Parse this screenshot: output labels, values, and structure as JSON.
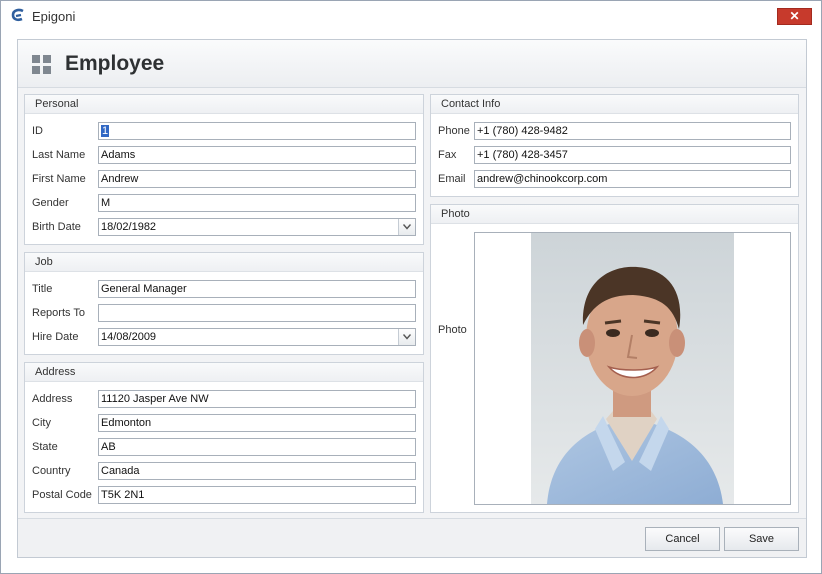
{
  "window": {
    "title": "Epigoni",
    "close_glyph": "✕"
  },
  "header": {
    "title": "Employee",
    "icon": "grid-icon"
  },
  "personal": {
    "caption": "Personal",
    "id_label": "ID",
    "id_value": "1",
    "last_name_label": "Last Name",
    "last_name_value": "Adams",
    "first_name_label": "First Name",
    "first_name_value": "Andrew",
    "gender_label": "Gender",
    "gender_value": "M",
    "birth_date_label": "Birth Date",
    "birth_date_value": "18/02/1982"
  },
  "job": {
    "caption": "Job",
    "title_label": "Title",
    "title_value": "General Manager",
    "reports_to_label": "Reports To",
    "reports_to_value": "",
    "hire_date_label": "Hire Date",
    "hire_date_value": "14/08/2009"
  },
  "address": {
    "caption": "Address",
    "address_label": "Address",
    "address_value": "11120 Jasper Ave NW",
    "city_label": "City",
    "city_value": "Edmonton",
    "state_label": "State",
    "state_value": "AB",
    "country_label": "Country",
    "country_value": "Canada",
    "postal_label": "Postal Code",
    "postal_value": "T5K 2N1"
  },
  "contact": {
    "caption": "Contact Info",
    "phone_label": "Phone",
    "phone_value": "+1 (780) 428-9482",
    "fax_label": "Fax",
    "fax_value": "+1 (780) 428-3457",
    "email_label": "Email",
    "email_value": "andrew@chinookcorp.com"
  },
  "photo": {
    "caption": "Photo",
    "label": "Photo"
  },
  "footer": {
    "cancel_label": "Cancel",
    "save_label": "Save"
  },
  "colors": {
    "accent": "#3168c4",
    "close": "#c73a2c",
    "border": "#a8b0ba"
  }
}
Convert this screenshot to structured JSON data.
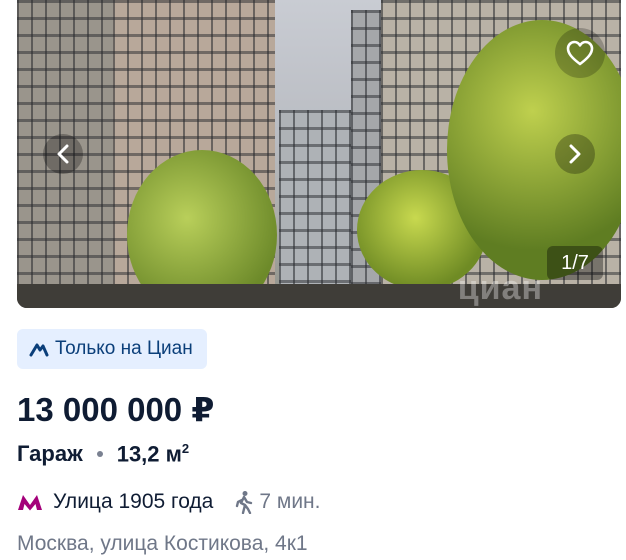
{
  "gallery": {
    "counter": "1/7",
    "watermark": "циан"
  },
  "badge": {
    "label": "Только на Циан"
  },
  "listing": {
    "price": "13 000 000 ₽",
    "type": "Гараж",
    "area": "13,2 м",
    "area_sup": "2"
  },
  "location": {
    "metro_station": "Улица 1905 года",
    "walk_time": "7 мин.",
    "address": "Москва, улица Костикова, 4к1"
  },
  "colors": {
    "metro_line": "#a4007a",
    "badge_bg": "#e5efff",
    "brand_blue": "#0b3f7a"
  },
  "icons": {
    "prev": "chevron-left-icon",
    "next": "chevron-right-icon",
    "favorite": "heart-icon",
    "badge": "cian-logo-icon",
    "metro": "metro-icon",
    "walk": "walking-person-icon"
  }
}
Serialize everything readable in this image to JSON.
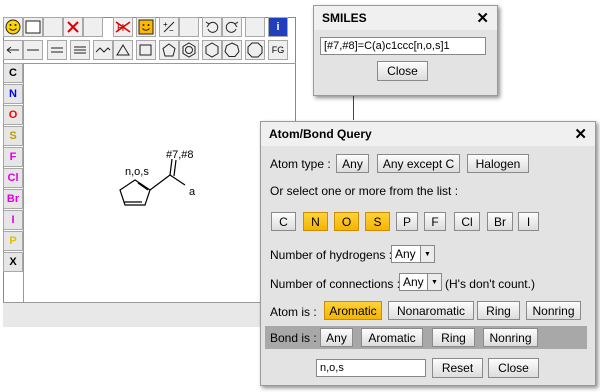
{
  "toolbar": {
    "fg_label": "FG",
    "info_label": "i"
  },
  "atoms": [
    {
      "label": "C",
      "color": "#000000"
    },
    {
      "label": "N",
      "color": "#0000ff"
    },
    {
      "label": "O",
      "color": "#ff0000"
    },
    {
      "label": "S",
      "color": "#b8a000"
    },
    {
      "label": "F",
      "color": "#e000e0"
    },
    {
      "label": "Cl",
      "color": "#e000e0"
    },
    {
      "label": "Br",
      "color": "#e000e0"
    },
    {
      "label": "I",
      "color": "#e000e0"
    },
    {
      "label": "P",
      "color": "#e0c000"
    },
    {
      "label": "X",
      "color": "#000000"
    }
  ],
  "molecule": {
    "ring_label": "n,o,s",
    "query_label": "#7,#8",
    "sub_label": "a"
  },
  "smiles": {
    "title": "SMILES",
    "close_x": "✕",
    "value": "[#7,#8]=C(a)c1ccc[n,o,s]1",
    "close_label": "Close"
  },
  "query": {
    "title": "Atom/Bond Query",
    "close_x": "✕",
    "atom_type_label": "Atom type :",
    "atom_type_buttons": [
      "Any",
      "Any except C",
      "Halogen"
    ],
    "select_text": "Or select one or more from the list :",
    "elements": [
      {
        "label": "C",
        "selected": false
      },
      {
        "label": "N",
        "selected": true
      },
      {
        "label": "O",
        "selected": true
      },
      {
        "label": "S",
        "selected": true
      },
      {
        "label": "P",
        "selected": false
      },
      {
        "label": "F",
        "selected": false
      },
      {
        "label": "Cl",
        "selected": false
      },
      {
        "label": "Br",
        "selected": false
      },
      {
        "label": "I",
        "selected": false
      }
    ],
    "hydrogens_label": "Number of hydrogens :",
    "hydrogens_value": "Any",
    "connections_label": "Number of connections :",
    "connections_value": "Any",
    "connections_note": "(H's don't count.)",
    "atom_is_label": "Atom is :",
    "atom_is_buttons": [
      {
        "label": "Aromatic",
        "selected": true
      },
      {
        "label": "Nonaromatic",
        "selected": false
      },
      {
        "label": "Ring",
        "selected": false
      },
      {
        "label": "Nonring",
        "selected": false
      }
    ],
    "bond_is_label": "Bond is :",
    "bond_is_buttons": [
      "Any",
      "Aromatic",
      "Ring",
      "Nonring"
    ],
    "result_value": "n,o,s",
    "reset_label": "Reset",
    "close_label": "Close"
  },
  "colors": {
    "selected": "#f5b400",
    "bond_row_bg": "#a8a8a8"
  }
}
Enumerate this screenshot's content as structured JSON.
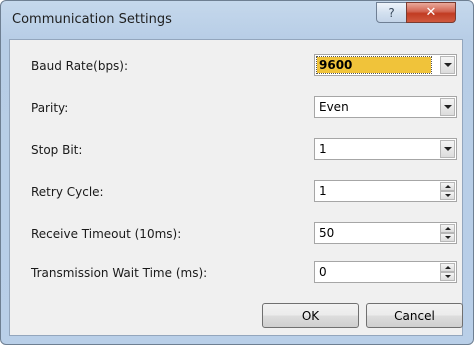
{
  "window": {
    "title": "Communication Settings",
    "help_glyph": "?",
    "close_glyph": "✕"
  },
  "settings": [
    {
      "label": "Baud Rate(bps):",
      "value": "9600",
      "control": "dropdown",
      "highlighted": true
    },
    {
      "label": "Parity:",
      "value": "Even",
      "control": "dropdown"
    },
    {
      "label": "Stop Bit:",
      "value": "1",
      "control": "dropdown"
    },
    {
      "label": "Retry Cycle:",
      "value": "1",
      "control": "spinner"
    },
    {
      "label": "Receive Timeout (10ms):",
      "value": "50",
      "control": "spinner"
    },
    {
      "label": "Transmission Wait Time (ms):",
      "value": "0",
      "control": "spinner"
    }
  ],
  "buttons": {
    "ok": "OK",
    "cancel": "Cancel"
  },
  "icons": {
    "help": "help-icon",
    "close": "close-icon",
    "dropdown": "chevron-down-icon",
    "spin_up": "spin-up-icon",
    "spin_down": "spin-down-icon"
  },
  "colors": {
    "selection_highlight": "#f0c33a",
    "close_button": "#c13b22",
    "frame": "#b9cfe8"
  }
}
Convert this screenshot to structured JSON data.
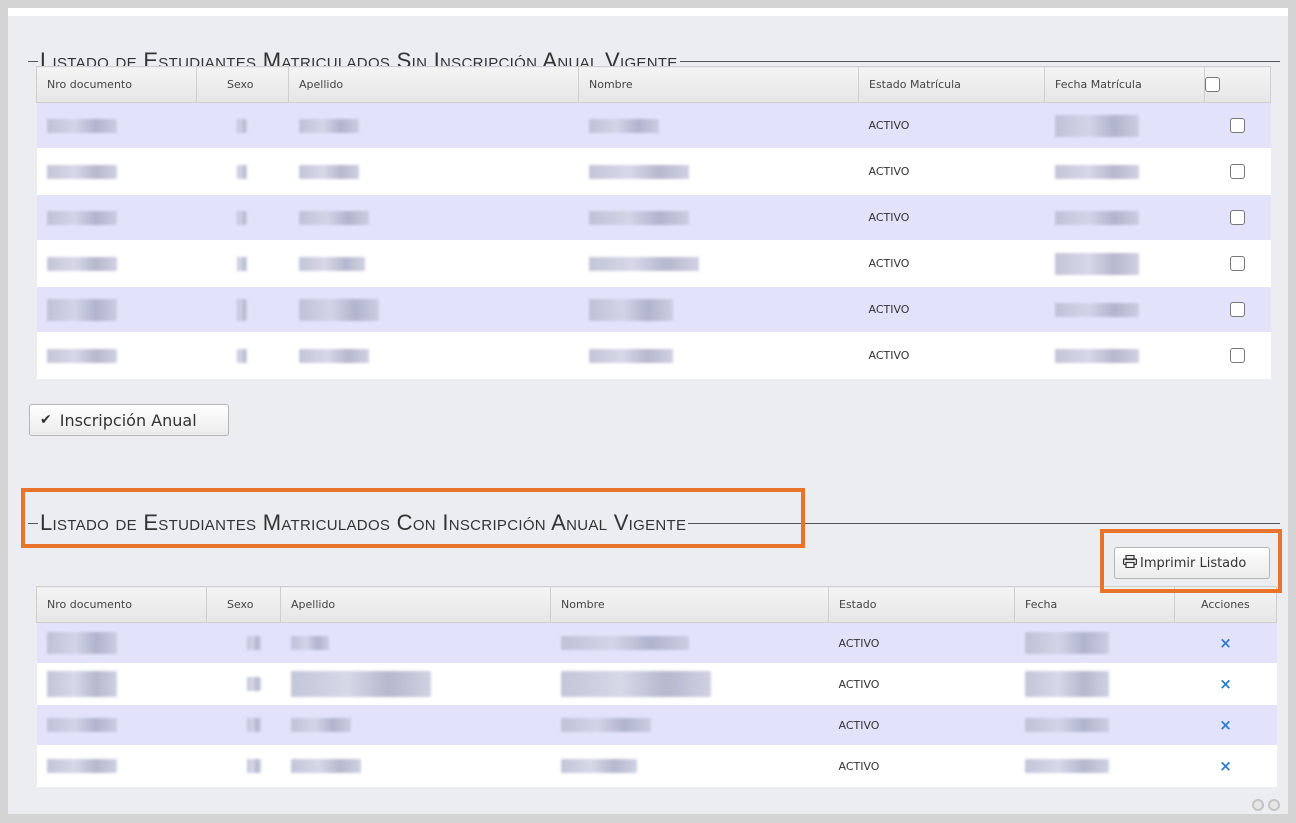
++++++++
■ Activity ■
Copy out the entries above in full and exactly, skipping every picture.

■ Result of this task ■
Parse this screenshot: output labels, values, and structure as JSON.
{
  "window": {
    "title": "Epigoni",
    "close_glyph": "✕"
  },
  "header": {
    "title": "Employee",
    "icon": "grid-icon"
  },
  "personal": {
    "caption": "Personal",
    "id_label": "ID",
    "id_value": "1",
    "last_name_label": "Last Name",
    "last_name_value": "Adams",
    "first_name_label": "First Name",
    "first_name_value": "Andrew",
    "gender_label": "Gender",
    "gender_value": "M",
    "birth_date_label": "Birth Date",
    "birth_date_value": "18/02/1982"
  },
  "job": {
    "caption": "Job",
    "title_label": "Title",
    "title_value": "General Manager",
    "reports_to_label": "Reports To",
    "reports_to_value": "",
    "hire_date_label": "Hire Date",
    "hire_date_value": "14/08/2009"
  },
  "address": {
    "caption": "Address",
    "address_label": "Address",
    "address_value": "11120 Jasper Ave NW",
    "city_label": "City",
    "city_value": "Edmonton",
    "state_label": "State",
    "state_value": "AB",
    "country_label": "Country",
    "country_value": "Canada",
    "postal_label": "Postal Code",
    "postal_value": "T5K 2N1"
  },
  "contact": {
    "caption": "Contact Info",
    "phone_label": "Phone",
    "phone_value": "+1 (780) 428-9482",
    "fax_label": "Fax",
    "fax_value": "+1 (780) 428-3457",
    "email_label": "Email",
    "email_value": "andrew@chinookcorp.com"
  },
  "photo": {
    "caption": "Photo",
    "label": "Photo"
  },
  "footer": {
    "cancel_label": "Cancel",
    "save_label": "Save"
  },
  "colors": {
    "accent": "#3168c4",
    "close": "#c73a2c",
    "border": "#a8b0ba"
  }
}
Convert this screenshot to structured JSON data.
{
  "gallery": {
    "counter": "1/7",
    "watermark": "циан"
  },
  "badge": {
    "label": "Только на Циан"
  },
  "listing": {
    "price": "13 000 000 ₽",
    "type": "Гараж",
    "area": "13,2 м",
    "area_sup": "2"
  },
  "location": {
    "metro_station": "Улица 1905 года",
    "walk_time": "7 мин.",
    "address": "Москва, улица Костикова, 4к1"
  },
  "colors": {
    "metro_line": "#a4007a",
    "badge_bg": "#e5efff",
    "brand_blue": "#0b3f7a"
  },
  "icons": {
    "prev": "chevron-left-icon",
    "next": "chevron-right-icon",
    "favorite": "heart-icon",
    "badge": "cian-logo-icon",
    "metro": "metro-icon",
    "walk": "walking-person-icon"
  }
}
Serialize everything readable in this image to JSON.
{
  "toolbar": {
    "fg_label": "FG",
    "info_label": "i"
  },
  "atoms": [
    {
      "label": "C",
      "color": "#000000"
    },
    {
      "label": "N",
      "color": "#0000ff"
    },
    {
      "label": "O",
      "color": "#ff0000"
    },
    {
      "label": "S",
      "color": "#b8a000"
    },
    {
      "label": "F",
      "color": "#e000e0"
    },
    {
      "label": "Cl",
      "color": "#e000e0"
    },
    {
      "label": "Br",
      "color": "#e000e0"
    },
    {
      "label": "I",
      "color": "#e000e0"
    },
    {
      "label": "P",
      "color": "#e0c000"
    },
    {
      "label": "X",
      "color": "#000000"
    }
  ],
  "molecule": {
    "ring_label": "n,o,s",
    "query_label": "#7,#8",
    "sub_label": "a"
  },
  "smiles": {
    "title": "SMILES",
    "close_x": "✕",
    "value": "[#7,#8]=C(a)c1ccc[n,o,s]1",
    "close_label": "Close"
  },
  "query": {
    "title": "Atom/Bond Query",
    "close_x": "✕",
    "atom_type_label": "Atom type :",
    "atom_type_buttons": [
      "Any",
      "Any except C",
      "Halogen"
    ],
    "select_text": "Or select one or more from the list :",
    "elements": [
      {
        "label": "C",
        "selected": false
      },
      {
        "label": "N",
        "selected": true
      },
      {
        "label": "O",
        "selected": true
      },
      {
        "label": "S",
        "selected": true
      },
      {
        "label": "P",
        "selected": false
      },
      {
        "label": "F",
        "selected": false
      },
      {
        "label": "Cl",
        "selected": false
      },
      {
        "label": "Br",
        "selected": false
      },
      {
        "label": "I",
        "selected": false
      }
    ],
    "hydrogens_label": "Number of hydrogens :",
    "hydrogens_value": "Any",
    "connections_label": "Number of connections :",
    "connections_value": "Any",
    "connections_note": "(H's don't count.)",
    "atom_is_label": "Atom is :",
    "atom_is_buttons": [
      {
        "label": "Aromatic",
        "selected": true
      },
      {
        "label": "Nonaromatic",
        "selected": false
      },
      {
        "label": "Ring",
        "selected": false
      },
      {
        "label": "Nonring",
        "selected": false
      }
    ],
    "bond_is_label": "Bond is :",
    "bond_is_buttons": [
      "Any",
      "Aromatic",
      "Ring",
      "Nonring"
    ],
    "result_value": "n,o,s",
    "reset_label": "Reset",
    "close_label": "Close"
  },
  "colors": {
    "selected": "#f5b400",
    "bond_row_bg": "#a8a8a8"
  }
}
Enumerate this screenshot's content as structured JSON.
{
  "window": {
    "title": "Communication Settings",
    "help_glyph": "?",
    "close_glyph": "✕"
  },
  "settings": [
    {
      "label": "Baud Rate(bps):",
      "value": "9600",
      "control": "dropdown",
      "highlighted": true
    },
    {
      "label": "Parity:",
      "value": "Even",
      "control": "dropdown"
    },
    {
      "label": "Stop Bit:",
      "value": "1",
      "control": "dropdown"
    },
    {
      "label": "Retry Cycle:",
      "value": "1",
      "control": "spinner"
    },
    {
      "label": "Receive Timeout (10ms):",
      "value": "50",
      "control": "spinner"
    },
    {
      "label": "Transmission Wait Time (ms):",
      "value": "0",
      "control": "spinner"
    }
  ],
  "buttons": {
    "ok": "OK",
    "cancel": "Cancel"
  },
  "icons": {
    "help": "help-icon",
    "close": "close-icon",
    "dropdown": "chevron-down-icon",
    "spin_up": "spin-up-icon",
    "spin_down": "spin-down-icon"
  },
  "colors": {
    "selection_highlight": "#f0c33a",
    "close_button": "#c13b22",
    "frame": "#b9cfe8"
  }
}
Convert this screenshot to structured JSON data.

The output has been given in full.